▸ **Aim of the exercise**
Would you show every line from the records that holds "summa"?

Web page and app entries
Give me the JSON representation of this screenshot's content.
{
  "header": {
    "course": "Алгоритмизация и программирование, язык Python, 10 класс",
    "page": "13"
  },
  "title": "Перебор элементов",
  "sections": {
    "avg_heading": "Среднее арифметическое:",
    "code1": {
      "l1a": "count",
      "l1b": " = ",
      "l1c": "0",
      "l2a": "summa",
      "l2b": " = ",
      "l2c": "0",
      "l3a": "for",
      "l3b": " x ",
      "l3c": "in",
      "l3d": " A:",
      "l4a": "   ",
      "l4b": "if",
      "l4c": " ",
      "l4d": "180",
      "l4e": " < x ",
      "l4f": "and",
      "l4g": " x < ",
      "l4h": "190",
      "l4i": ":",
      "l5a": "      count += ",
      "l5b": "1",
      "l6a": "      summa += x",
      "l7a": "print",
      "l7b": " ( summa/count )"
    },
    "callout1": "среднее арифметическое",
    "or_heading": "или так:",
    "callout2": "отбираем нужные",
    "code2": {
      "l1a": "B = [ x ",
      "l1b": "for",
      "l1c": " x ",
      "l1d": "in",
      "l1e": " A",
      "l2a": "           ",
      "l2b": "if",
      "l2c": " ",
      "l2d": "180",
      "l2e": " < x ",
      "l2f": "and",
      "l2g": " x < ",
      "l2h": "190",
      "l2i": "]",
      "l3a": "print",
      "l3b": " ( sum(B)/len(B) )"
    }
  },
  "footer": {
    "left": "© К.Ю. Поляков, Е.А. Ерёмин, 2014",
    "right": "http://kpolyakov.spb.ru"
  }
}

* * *

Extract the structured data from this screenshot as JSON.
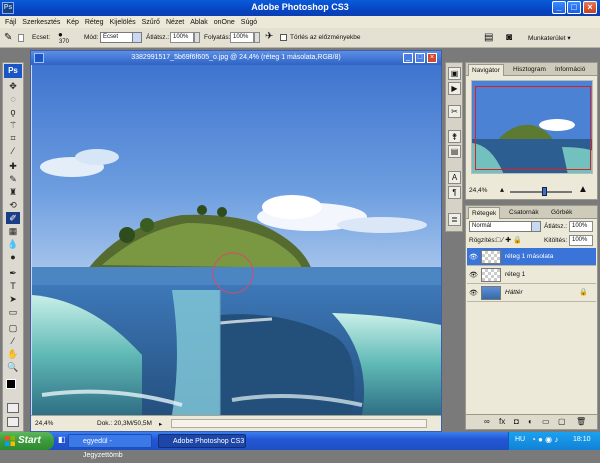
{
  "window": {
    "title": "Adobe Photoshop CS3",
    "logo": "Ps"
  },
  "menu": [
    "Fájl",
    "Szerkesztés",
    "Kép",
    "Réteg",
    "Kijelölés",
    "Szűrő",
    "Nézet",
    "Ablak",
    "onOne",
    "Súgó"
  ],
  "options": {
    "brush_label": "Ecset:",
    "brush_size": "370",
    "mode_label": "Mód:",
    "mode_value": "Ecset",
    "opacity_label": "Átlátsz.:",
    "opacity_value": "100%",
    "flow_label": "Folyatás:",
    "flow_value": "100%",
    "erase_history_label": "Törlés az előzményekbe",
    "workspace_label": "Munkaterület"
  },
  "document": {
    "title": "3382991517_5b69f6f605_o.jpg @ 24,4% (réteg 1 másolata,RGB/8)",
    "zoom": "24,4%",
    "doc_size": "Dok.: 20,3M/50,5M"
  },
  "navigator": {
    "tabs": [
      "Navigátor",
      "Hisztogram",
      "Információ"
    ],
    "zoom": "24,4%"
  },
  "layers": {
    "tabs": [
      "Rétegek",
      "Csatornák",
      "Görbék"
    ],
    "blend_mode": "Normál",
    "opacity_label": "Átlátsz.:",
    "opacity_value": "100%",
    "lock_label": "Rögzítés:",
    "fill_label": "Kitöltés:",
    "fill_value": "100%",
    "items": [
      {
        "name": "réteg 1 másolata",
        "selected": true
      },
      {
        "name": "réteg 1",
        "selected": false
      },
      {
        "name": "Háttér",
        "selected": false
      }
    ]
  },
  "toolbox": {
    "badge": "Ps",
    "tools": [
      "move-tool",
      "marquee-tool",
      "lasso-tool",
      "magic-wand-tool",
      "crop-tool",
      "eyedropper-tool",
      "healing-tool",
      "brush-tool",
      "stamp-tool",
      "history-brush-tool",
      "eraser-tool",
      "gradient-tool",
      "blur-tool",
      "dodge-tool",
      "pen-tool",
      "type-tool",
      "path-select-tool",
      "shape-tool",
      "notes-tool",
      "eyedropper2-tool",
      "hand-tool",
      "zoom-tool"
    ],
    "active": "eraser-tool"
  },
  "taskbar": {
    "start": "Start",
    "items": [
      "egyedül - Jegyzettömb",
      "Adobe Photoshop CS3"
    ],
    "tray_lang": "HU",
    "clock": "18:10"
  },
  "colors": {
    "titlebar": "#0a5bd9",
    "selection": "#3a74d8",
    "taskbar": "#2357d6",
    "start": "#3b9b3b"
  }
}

▸ **Response box**
      "l2a": "summa",
      "l6a": "      summa += x",
      "l7b": " ( summa/count )"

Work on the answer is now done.